The kid from Richmond had just pulled off the second-fastest finish in UFC debut history.
“I wish there was another word for proud,” Cox said.
A week later, this past Saturday, Jaynes was back in his hometown, surrounded by friends and family at Richmond’s Hamlin Pub, recounting a time before he was able to be proud of his struggle. The word of the night was “surreal.”
“I’m still waiting for someone to come up and punch me in the face and say, ‘This is just a dream,’” said Adam Sendrowski, Jaynes’ childhood best friend. “From almost bankruptcy, to everything … it’s been a rough background.”
Jaynes’ truck was stolen in 2013 while he was in Hawaii taking his first loss as a pro. He had another car stolen from his driveway overnight years later, which was driven to Colorado, wrecked and stripped. His motorcycle was stolen while he was at work, a situation that his father, Donald Jaynes, remedied by buying a car for $1,000 and driving it straight to him.
“These are lows, man. I make $20,000 a year at the gym. I don’t have any money lying around to go buy a car,” Jaynes said. “There were times where I didn’t have money for bills. I call my mom, I’m embarrassed, 30 years old, calling my mom.

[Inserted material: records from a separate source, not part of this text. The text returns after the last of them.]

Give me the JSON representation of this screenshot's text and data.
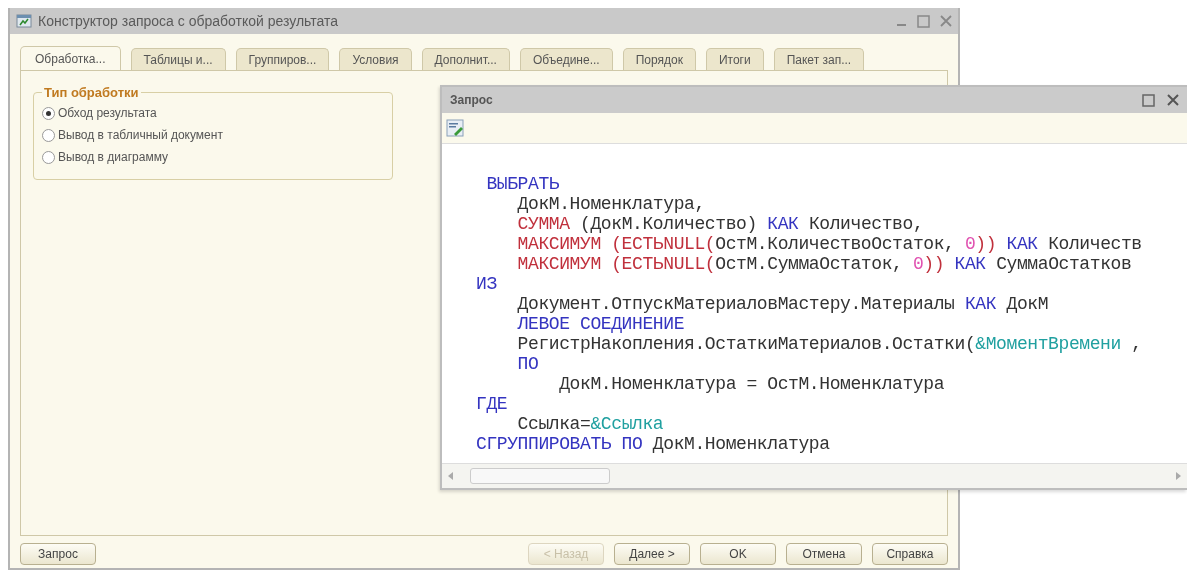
{
  "window": {
    "title": "Конструктор запроса с обработкой результата"
  },
  "tabs": [
    {
      "label": "Обработка...",
      "selected": true
    },
    {
      "label": "Таблицы и...",
      "selected": false
    },
    {
      "label": "Группиров...",
      "selected": false
    },
    {
      "label": "Условия",
      "selected": false
    },
    {
      "label": "Дополнит...",
      "selected": false
    },
    {
      "label": "Объедине...",
      "selected": false
    },
    {
      "label": "Порядок",
      "selected": false
    },
    {
      "label": "Итоги",
      "selected": false
    },
    {
      "label": "Пакет зап...",
      "selected": false
    }
  ],
  "processing_type": {
    "title": "Тип обработки",
    "options": [
      {
        "label": "Обход результата",
        "selected": true
      },
      {
        "label": "Вывод в табличный документ",
        "selected": false
      },
      {
        "label": "Вывод в диаграмму",
        "selected": false
      }
    ]
  },
  "query_window": {
    "title": "Запрос",
    "code_lines": [
      [
        {
          "kind": "keyword",
          "text": " ВЫБРАТЬ"
        }
      ],
      [
        {
          "kind": "text",
          "text": "    ДокМ.Номенклатура,"
        }
      ],
      [
        {
          "kind": "function",
          "text": "    СУММА"
        },
        {
          "kind": "text",
          "text": " (ДокМ.Количество) "
        },
        {
          "kind": "keyword",
          "text": "КАК"
        },
        {
          "kind": "text",
          "text": " Количество,"
        }
      ],
      [
        {
          "kind": "function",
          "text": "    МАКСИМУМ (ЕСТЬNULL("
        },
        {
          "kind": "text",
          "text": "ОстМ.КоличествоОстаток, "
        },
        {
          "kind": "number",
          "text": "0"
        },
        {
          "kind": "function",
          "text": ")) "
        },
        {
          "kind": "keyword",
          "text": "КАК"
        },
        {
          "kind": "text",
          "text": " Количеств"
        }
      ],
      [
        {
          "kind": "function",
          "text": "    МАКСИМУМ (ЕСТЬNULL("
        },
        {
          "kind": "text",
          "text": "ОстМ.СуммаОстаток, "
        },
        {
          "kind": "number",
          "text": "0"
        },
        {
          "kind": "function",
          "text": ")) "
        },
        {
          "kind": "keyword",
          "text": "КАК"
        },
        {
          "kind": "text",
          "text": " СуммаОстатков"
        }
      ],
      [
        {
          "kind": "keyword",
          "text": "ИЗ"
        }
      ],
      [
        {
          "kind": "text",
          "text": "    Документ.ОтпускМатериаловМастеру.Материалы "
        },
        {
          "kind": "keyword",
          "text": "КАК"
        },
        {
          "kind": "text",
          "text": " ДокМ"
        }
      ],
      [
        {
          "kind": "keyword",
          "text": "    ЛЕВОЕ СОЕДИНЕНИЕ"
        }
      ],
      [
        {
          "kind": "text",
          "text": "    РегистрНакопления.ОстаткиМатериалов.Остатки("
        },
        {
          "kind": "parameter",
          "text": "&МоментВремени"
        },
        {
          "kind": "text",
          "text": " ,"
        }
      ],
      [
        {
          "kind": "keyword",
          "text": "    ПО"
        }
      ],
      [
        {
          "kind": "text",
          "text": "        ДокМ.Номенклатура = ОстМ.Номенклатура"
        }
      ],
      [
        {
          "kind": "keyword",
          "text": "ГДЕ"
        }
      ],
      [
        {
          "kind": "text",
          "text": "    Ссылка="
        },
        {
          "kind": "parameter",
          "text": "&Ссылка"
        }
      ],
      [
        {
          "kind": "keyword",
          "text": "СГРУППИРОВАТЬ ПО"
        },
        {
          "kind": "text",
          "text": " ДокМ.Номенклатура"
        }
      ]
    ]
  },
  "bottom_bar": {
    "left_buttons": [
      {
        "label": "Запрос",
        "disabled": false
      }
    ],
    "right_buttons": [
      {
        "label": "< Назад",
        "disabled": true
      },
      {
        "label": "Далее >",
        "disabled": false
      },
      {
        "label": "OK",
        "disabled": false
      },
      {
        "label": "Отмена",
        "disabled": false
      },
      {
        "label": "Справка",
        "disabled": false
      }
    ]
  }
}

“But they never questioned me. They just believed in me, believed in the process, and here I am now. I just made $80,000 in 41 seconds.”
The support from Donald, Julie and her husband, David Cox, was crucial. Still, it took a deeper army to keep Jaynes afloat until he got his shot, most notably from Jeremiah Self, the owner of an Oklahoma-based farm machinery business.

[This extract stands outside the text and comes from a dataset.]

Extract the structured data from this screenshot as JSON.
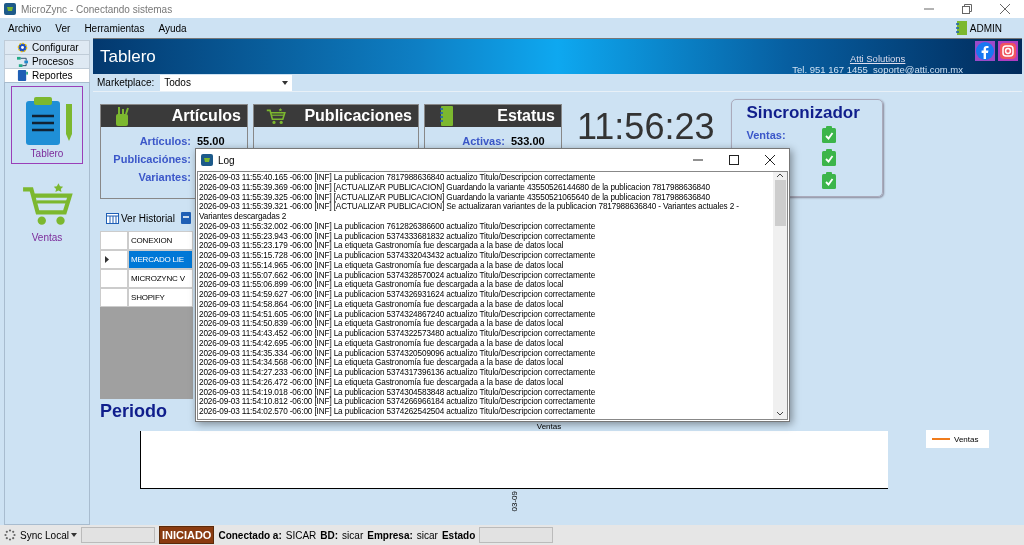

Self met Jaynes in September 2013, after his wife set up a training session at the gym Xtreme Couture. Self told Jaynes he wanted to sponsor him, to help him out with the financial side of things so Jaynes could focus on the fighting aspect.

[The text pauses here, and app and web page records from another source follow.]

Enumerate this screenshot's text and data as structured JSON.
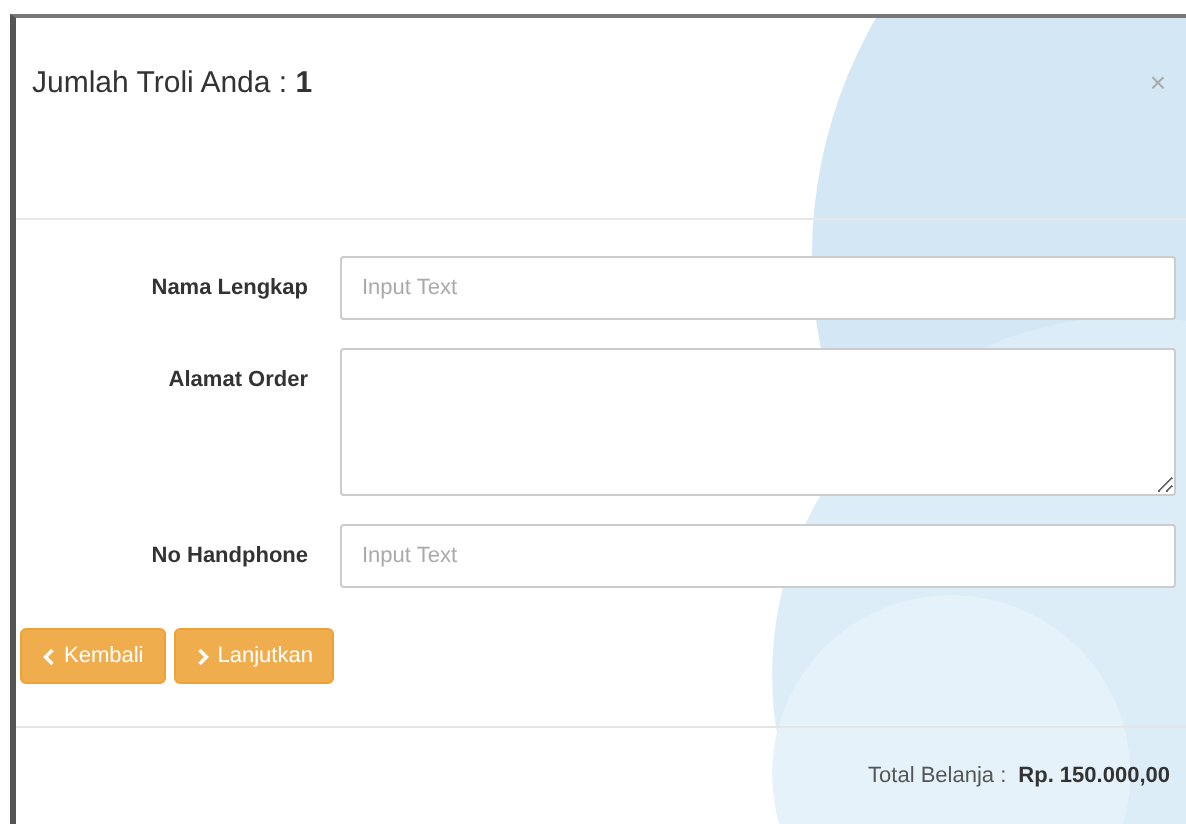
{
  "modal": {
    "title": "Jumlah Troli Anda : **1**",
    "close": "×"
  },
  "fields": [
    {
      "label": "Nama Lengkap",
      "kind": "input",
      "placeholder": "Input Text"
    },
    {
      "label": "Alamat Order",
      "kind": "textarea"
    },
    {
      "label": "No Handphone",
      "kind": "input",
      "placeholder": "Input Text"
    }
  ],
  "buttons": [
    {
      "label": "Kembali",
      "kind": "back"
    },
    {
      "label": "Lanjutkan",
      "kind": "next"
    }
  ],
  "footer": {
    "label": "Total Belanja :",
    "total": "Rp. 150.000,00"
  }
}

Jaynes chased for years with nothing to show for it. With Self asking when he might consider hanging it up, he could no longer take the handouts.
“(Self) said, ‘I’ll tell you what. You come to Oklahoma, I’ll put you to work, and I’ll pay you,’” Jaynes said. “He flew me out there, he took care of me.
“Teamwork makes the dream work, and if it wasn’t for these guys, if it wasn’t for my family, if it wasn’t for my sponsors, if it wasn’t for the people who believed in me, I would have broke years ago.”
That includes the coaches who’d push him to train, even when he didn’t have a fight coming up, and it especially includes his 11-year-old son, Ben.
Ben would get to live with him during the summers, but Jaynes would otherwise only get to come home to see him once every two months. When he thought there was nothing left in the tank, Jaynes thought about how falling short would appear to his son.
“How’s it look, like, ‘Oh, your dad moved to Vegas with nothing to show for it?’ For all he would know, I just partied my butt off for 10 years,” Jaynes said. “When I was at that breaking point, I would just say, ‘What would Ben think?’ That was my personal motivation.
“It’s very emotional for me. For the rest of his life, he’s going to see my name in the record books for fastest UFC debut (victory).”
That night at Hamlin Pub, the smile couldn’t be removed from Jaynes’ face. He was happy to have accomplished his dream, sure, but now back home in Richmond, the way his eyes greeted everyone that approached him said that he was even happier to uphold his end of the bargain with those who’d sworn he’d make it someday.
Shortly before the 12 o’clock hour turned Saturday into Sunday, he stepped outside to escape the noise — and presumably, the frequent rounds of shots headed his way — to talk more intimately with friends and family.
One of Jaynes’ high school classmates approached him near the front door: “At least somebody made something out of this place, man.”
Jaynes laughed. He’d gotten a lot of comments like this. And in the back of his mind, he knew something that nobody else did: In a few hours, he’d wake up on Sunday morning, touch his forehead, and have to convince himself all over again that any of it was true in the first place.
Nolan Bianchi is a freelance writer.